For 28-year-old painter Bonfils Ngabonziza, digital art is his new artistic frontier. The visual artist first discovered his calling in 2001, while still a student at Kabusunzu Primary School in Gitega, Kigali. He started off by drawing cartoons and illustrations for a children’s publication.
When he enrolled for his secondary studies at Murama Secondary School, Ngabonziza continued with his artistic pursuits, doing cartoons for the school newspaper.
Ngabonziza studied Civil Engineering at Etak Technical School in Gikondo, from where he graduated in 2011.
After high school, the budding painter pursued a secure career in civil engineering at Etak Technical School in Gikondo from where he graduated in 2010. After trying in vain to find employment in his field of study, the artist decided to fall back on his artistic endowments. He launched his painting career from a home studio.

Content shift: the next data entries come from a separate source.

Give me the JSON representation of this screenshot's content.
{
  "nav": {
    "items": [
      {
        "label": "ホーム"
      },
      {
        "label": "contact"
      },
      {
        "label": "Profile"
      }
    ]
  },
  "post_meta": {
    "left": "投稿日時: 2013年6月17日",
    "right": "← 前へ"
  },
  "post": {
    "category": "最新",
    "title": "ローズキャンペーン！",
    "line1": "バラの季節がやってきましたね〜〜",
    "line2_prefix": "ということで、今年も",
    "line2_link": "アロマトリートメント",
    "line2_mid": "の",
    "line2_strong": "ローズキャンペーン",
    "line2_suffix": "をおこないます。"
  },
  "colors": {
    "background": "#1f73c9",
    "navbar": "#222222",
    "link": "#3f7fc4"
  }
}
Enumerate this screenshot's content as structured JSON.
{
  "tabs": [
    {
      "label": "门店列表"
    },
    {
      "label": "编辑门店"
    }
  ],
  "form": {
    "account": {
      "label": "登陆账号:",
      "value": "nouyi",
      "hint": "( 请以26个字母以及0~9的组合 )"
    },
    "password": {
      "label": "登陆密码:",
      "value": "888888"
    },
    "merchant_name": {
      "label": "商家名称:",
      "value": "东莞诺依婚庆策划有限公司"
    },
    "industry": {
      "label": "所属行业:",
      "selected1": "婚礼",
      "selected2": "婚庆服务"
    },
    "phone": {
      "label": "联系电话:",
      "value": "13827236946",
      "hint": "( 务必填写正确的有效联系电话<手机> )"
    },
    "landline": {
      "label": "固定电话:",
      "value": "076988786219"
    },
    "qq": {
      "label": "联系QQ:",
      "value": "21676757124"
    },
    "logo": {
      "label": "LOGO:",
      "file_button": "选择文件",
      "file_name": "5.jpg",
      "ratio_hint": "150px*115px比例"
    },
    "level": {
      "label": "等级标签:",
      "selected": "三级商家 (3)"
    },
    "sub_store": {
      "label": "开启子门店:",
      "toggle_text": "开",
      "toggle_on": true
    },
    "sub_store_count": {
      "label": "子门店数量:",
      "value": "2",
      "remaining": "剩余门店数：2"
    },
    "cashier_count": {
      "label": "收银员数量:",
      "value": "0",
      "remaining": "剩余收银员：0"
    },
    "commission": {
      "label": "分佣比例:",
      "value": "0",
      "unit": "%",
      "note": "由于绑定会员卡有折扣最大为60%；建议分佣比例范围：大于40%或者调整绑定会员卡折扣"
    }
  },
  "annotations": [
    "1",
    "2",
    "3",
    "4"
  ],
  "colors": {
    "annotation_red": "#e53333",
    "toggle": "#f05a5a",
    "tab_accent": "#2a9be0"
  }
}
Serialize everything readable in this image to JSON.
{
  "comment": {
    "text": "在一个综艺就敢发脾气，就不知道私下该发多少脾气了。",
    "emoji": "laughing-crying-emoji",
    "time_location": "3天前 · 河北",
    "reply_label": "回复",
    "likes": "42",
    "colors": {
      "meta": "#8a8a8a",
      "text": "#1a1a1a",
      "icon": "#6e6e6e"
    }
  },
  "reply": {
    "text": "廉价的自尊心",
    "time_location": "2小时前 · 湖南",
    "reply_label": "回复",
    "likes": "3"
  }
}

In 2012, he was identified by Charles Kizito, the manager of Ivuka Arts Center in Kacyiru, and brother to the founder, Collins Sekajugo.
“I was with many artists, each of them with their different shades of creativity which drove me to find myself a lot. I even got a chance to work with Know Zone as an illustrator,” said Ngabonziza.
Today, he describes himself as an artist, painter, muralist and illustrator.
In order to hone his digital illustration skills, Ngabonziza recently enrolled at the Africa Digital Media Academy (ADMA), located in Downtown Kigali.
“I am trying to find myself, where I truly want my feet in art but of course Ivuka is still my home. Here is where you find yourself by exploring a new way of how you can draw or create what fits your heart beat. The reason why I went back to school is that I want to see myself in a good exposure of knowledge through my arts,” he said, adding: “Now I will be able to study many things like Digital Media Photography and Digital arts, and I intend to gain more knowledge about animation, modeling, emotion capture etc. The importance of knowing all of this to artists is that we are all living in a world of digital development.”
Ngabonziza noted that: “As an illustrator you will need digital arts to beautify what you drew and again you will need a well experienced illustrator to draw a realistic painting from your own photo you took.”
His dream is to own his own digital and painting studio once he completes his digital media studies.